First mentioned towards the end of the 11th century; Darmstadt was chartered as a city by the Emperor Ludwig the Bavarian in 1330. The seat of the ruling landgraves (1567-1806) and thereafter (to 1918) grand dukes of the state of Hesse-Darmstadt, the city grew in population during the 19th century from little over 10,000 to 72,000 inhabitants. A Technical University was established in 1877.
In the begin of the 20th Century Darmstadt was an important centre for the art movement of Jugendstil, the German variant of Art Nouveau. Annual architectural competitions led to the building of many architectural treasures of thiis period. Survived until now have die Rosenhöhe, the Mathildenhöhe with a Russian Chapel, large exhibition halls and many private villas build by Jugendstil architects who had settled in Darmstadt.
Darmstadt's municipal area was extended in 1937 to include the neighbouring localities of Arheilgen and Eberstadt, and in 1938 the city was separated administratively from the surrounding district (Kreis). Its old centre was, however, largely destroyed in a British bombing raid of September 1944, which killed an estimated 11,000 inhabitants and rendered many more homeless. Most of Darmstadt's 3000 Jews died under Germany's Nazi regime.

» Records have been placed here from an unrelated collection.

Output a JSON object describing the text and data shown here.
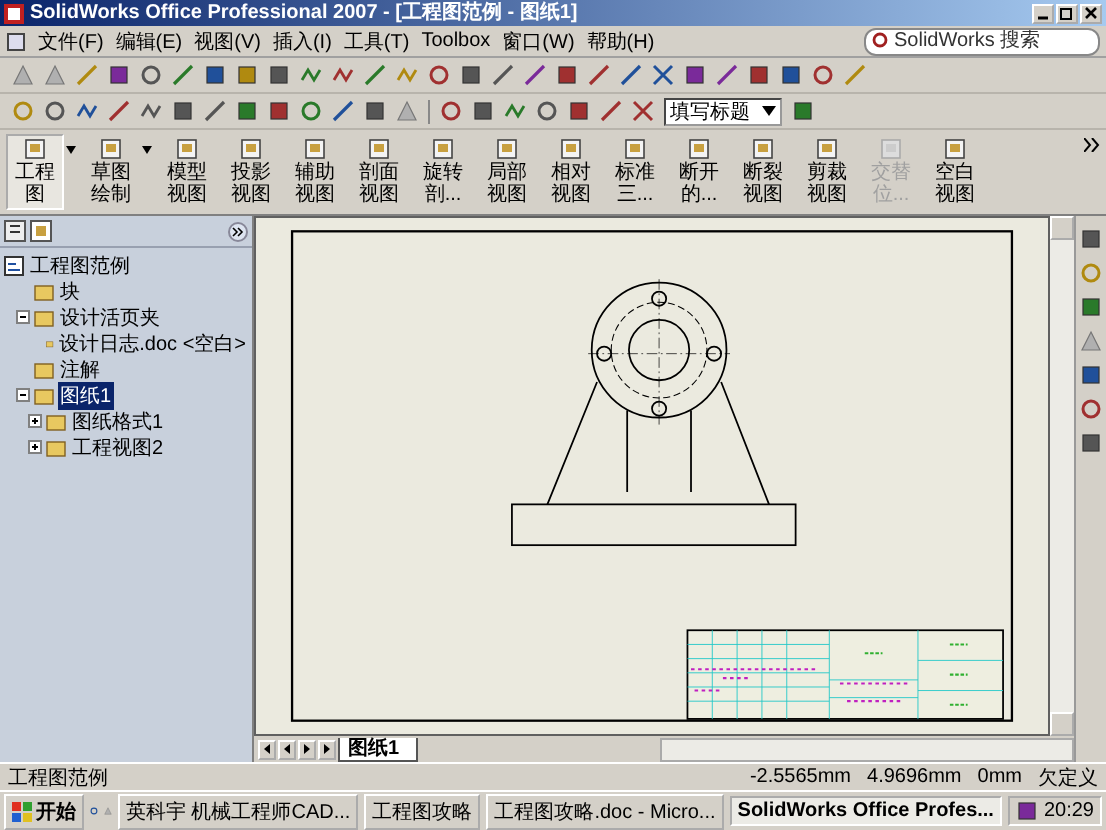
{
  "window": {
    "title": "SolidWorks Office Professional 2007 - [工程图范例 - 图纸1]"
  },
  "menu": [
    "文件(F)",
    "编辑(E)",
    "视图(V)",
    "插入(I)",
    "工具(T)",
    "Toolbox",
    "窗口(W)",
    "帮助(H)"
  ],
  "search": {
    "placeholder": "SolidWorks 搜索"
  },
  "style_dropdown": {
    "value": "填写标题"
  },
  "command_buttons": [
    {
      "label": "工程图",
      "selected": true,
      "dropdown": true,
      "disabled": false
    },
    {
      "label": "草图绘制",
      "selected": false,
      "dropdown": true,
      "disabled": false
    },
    {
      "label": "模型视图",
      "selected": false,
      "dropdown": false,
      "disabled": false
    },
    {
      "label": "投影视图",
      "selected": false,
      "dropdown": false,
      "disabled": false
    },
    {
      "label": "辅助视图",
      "selected": false,
      "dropdown": false,
      "disabled": false
    },
    {
      "label": "剖面视图",
      "selected": false,
      "dropdown": false,
      "disabled": false
    },
    {
      "label": "旋转剖...",
      "selected": false,
      "dropdown": false,
      "disabled": false
    },
    {
      "label": "局部视图",
      "selected": false,
      "dropdown": false,
      "disabled": false
    },
    {
      "label": "相对视图",
      "selected": false,
      "dropdown": false,
      "disabled": false
    },
    {
      "label": "标准三...",
      "selected": false,
      "dropdown": false,
      "disabled": false
    },
    {
      "label": "断开的...",
      "selected": false,
      "dropdown": false,
      "disabled": false
    },
    {
      "label": "断裂视图",
      "selected": false,
      "dropdown": false,
      "disabled": false
    },
    {
      "label": "剪裁视图",
      "selected": false,
      "dropdown": false,
      "disabled": false
    },
    {
      "label": "交替位...",
      "selected": false,
      "dropdown": false,
      "disabled": true
    },
    {
      "label": "空白视图",
      "selected": false,
      "dropdown": false,
      "disabled": false
    }
  ],
  "feature_tree": {
    "root": "工程图范例",
    "items": [
      {
        "label": "块",
        "selected": false
      },
      {
        "label": "设计活页夹",
        "selected": false,
        "expanded": true,
        "children": [
          {
            "label": "设计日志.doc <空白>",
            "selected": false
          }
        ]
      },
      {
        "label": "注解",
        "selected": false
      },
      {
        "label": "图纸1",
        "selected": true,
        "expanded": true,
        "children": [
          {
            "label": "图纸格式1",
            "selected": false,
            "expanded": false
          },
          {
            "label": "工程视图2",
            "selected": false,
            "expanded": false
          }
        ]
      }
    ]
  },
  "sheet_tabs": [
    {
      "label": "图纸1",
      "selected": true
    }
  ],
  "status_bar": {
    "document": "工程图范例",
    "x": "-2.5565mm",
    "y": "4.9696mm",
    "z": "0mm",
    "state": "欠定义"
  },
  "taskbar": {
    "start": "开始",
    "tasks": [
      {
        "label": "英科宇 机械工程师CAD...",
        "selected": false
      },
      {
        "label": "工程图攻略",
        "selected": false
      },
      {
        "label": "工程图攻略.doc - Micro...",
        "selected": false
      },
      {
        "label": "SolidWorks Office Profes...",
        "selected": true
      }
    ],
    "clock": "20:29"
  }
}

In more modern times, Darmstadt is notable for its summer courses in contemporary classical music. They were founded as the Internationale Ferienkurse für Neue Musik by Wolfgang Steinecke, and ran first annually, then bi-anually. A large number of avant-garde composers have given lectures there, including Olivier Messiaen, Luciano Berio, Milton Babbitt, Pierre Boulez, John Cage, Gyorgy Ligeti, Iannis Xenakis, Karlheinz Stockhausen and Mauricio Kagel.
Darmstadt is a centre for the pharmaceutical and chemical industry, with Merck and Röhm having their main plants and centres here.